▸ **Supplied data**:
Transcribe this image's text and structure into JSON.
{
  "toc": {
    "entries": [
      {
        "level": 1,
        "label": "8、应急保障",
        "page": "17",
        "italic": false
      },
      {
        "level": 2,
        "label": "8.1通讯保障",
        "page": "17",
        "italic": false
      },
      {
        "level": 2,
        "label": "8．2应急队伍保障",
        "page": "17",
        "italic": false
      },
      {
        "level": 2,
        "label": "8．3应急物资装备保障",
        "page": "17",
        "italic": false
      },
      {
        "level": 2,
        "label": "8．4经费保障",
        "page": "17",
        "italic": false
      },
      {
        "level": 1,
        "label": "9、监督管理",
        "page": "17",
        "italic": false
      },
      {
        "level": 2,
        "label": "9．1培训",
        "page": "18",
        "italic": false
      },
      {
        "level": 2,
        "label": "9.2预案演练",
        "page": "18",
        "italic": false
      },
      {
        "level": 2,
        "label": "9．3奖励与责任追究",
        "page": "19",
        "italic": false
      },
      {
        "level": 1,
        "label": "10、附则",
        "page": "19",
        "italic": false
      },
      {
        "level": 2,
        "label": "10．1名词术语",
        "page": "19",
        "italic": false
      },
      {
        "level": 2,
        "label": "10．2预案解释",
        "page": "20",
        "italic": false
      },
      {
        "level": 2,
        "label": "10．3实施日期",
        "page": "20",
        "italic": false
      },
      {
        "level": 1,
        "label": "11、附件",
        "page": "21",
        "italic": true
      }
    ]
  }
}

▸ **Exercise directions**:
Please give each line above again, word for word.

▸ **Solution**:
Transcribe this image's text and structure into JSON.
{
  "toc": {
    "entries": [
      {
        "level": 1,
        "label": "8、应急保障",
        "page": "17",
        "italic": false
      },
      {
        "level": 2,
        "label": "8.1通讯保障",
        "page": "17",
        "italic": false
      },
      {
        "level": 2,
        "label": "8．2应急队伍保障",
        "page": "17",
        "italic": false
      },
      {
        "level": 2,
        "label": "8．3应急物资装备保障",
        "page": "17",
        "italic": false
      },
      {
        "level": 2,
        "label": "8．4经费保障",
        "page": "17",
        "italic": false
      },
      {
        "level": 1,
        "label": "9、监督管理",
        "page": "17",
        "italic": false
      },
      {
        "level": 2,
        "label": "9．1培训",
        "page": "18",
        "italic": false
      },
      {
        "level": 2,
        "label": "9.2预案演练",
        "page": "18",
        "italic": false
      },
      {
        "level": 2,
        "label": "9．3奖励与责任追究",
        "page": "19",
        "italic": false
      },
      {
        "level": 1,
        "label": "10、附则",
        "page": "19",
        "italic": false
      },
      {
        "level": 2,
        "label": "10．1名词术语",
        "page": "19",
        "italic": false
      },
      {
        "level": 2,
        "label": "10．2预案解释",
        "page": "20",
        "italic": false
      },
      {
        "level": 2,
        "label": "10．3实施日期",
        "page": "20",
        "italic": false
      },
      {
        "level": 1,
        "label": "11、附件",
        "page": "21",
        "italic": true
      }
    ]
  }
}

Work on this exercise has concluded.